Legislative Principles and Law Making Process Content
Need of Legal Research for Making Laws
The following three reasons necessitate the legal research for the purpose of making laws
- Legal research is crucial to the learning and practice of law: law is associated with social facts and it is impossible to learn about laws without its relation with facts
- The law is changing constantly: law functions to serve the purpose, so that it has to change with the pace of the society.
- You need to ensure your information is current: law is applicable in practical life, and the law which is based on the true information of the realities, its’ making is dependent on current information concerning requirement

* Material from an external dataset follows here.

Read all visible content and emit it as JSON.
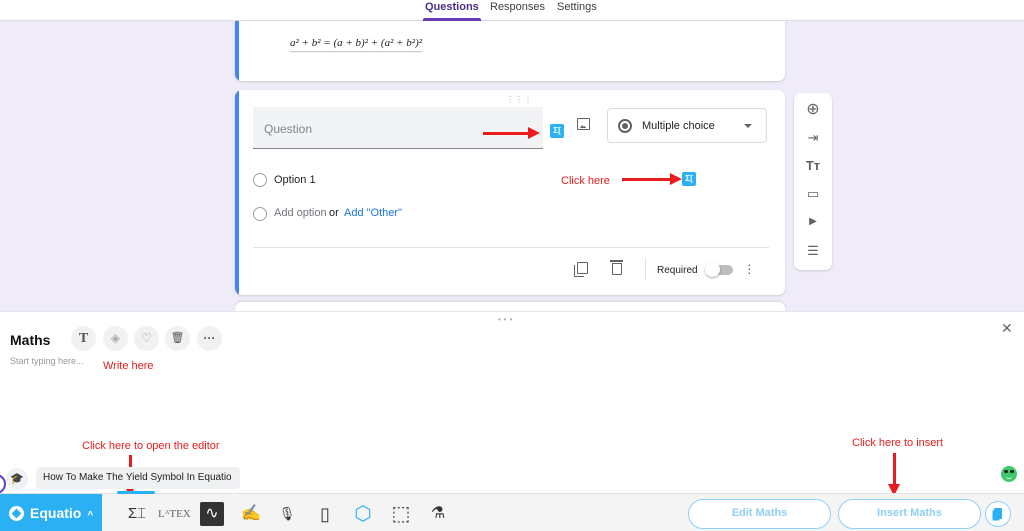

How Act is Made
- The last century has seen an enormous growth in legislative law making. Proposals for changes to the law can come from a number of sources including:
- Pressure groups
- Governments who want to implement their own policies
- Changing community needs
- Recommendations from Law Reform Committees and Royal Commissions of Inquiry
- Irrespective of the reason behind the legislative changes the process for making laws follows a predictable path.
- Act of Parliament begins its life as a bill. Most bills are introduced into the Parliament by the proposing Minister and have to pass through prescribed readings in each House of Parliament.
- If both Houses pass the bill it receives Royal Assent and its provisions become law. Fortunately for a researcher, a bill’s progress through both houses of Parliament is recorded in the Parliamentary Debates.
- For the legal researcher, the most important and interesting stage of a bill is the second reading. At this stage, the Minister responsible for the bill explains its purpose and the general principles of the bill are debated.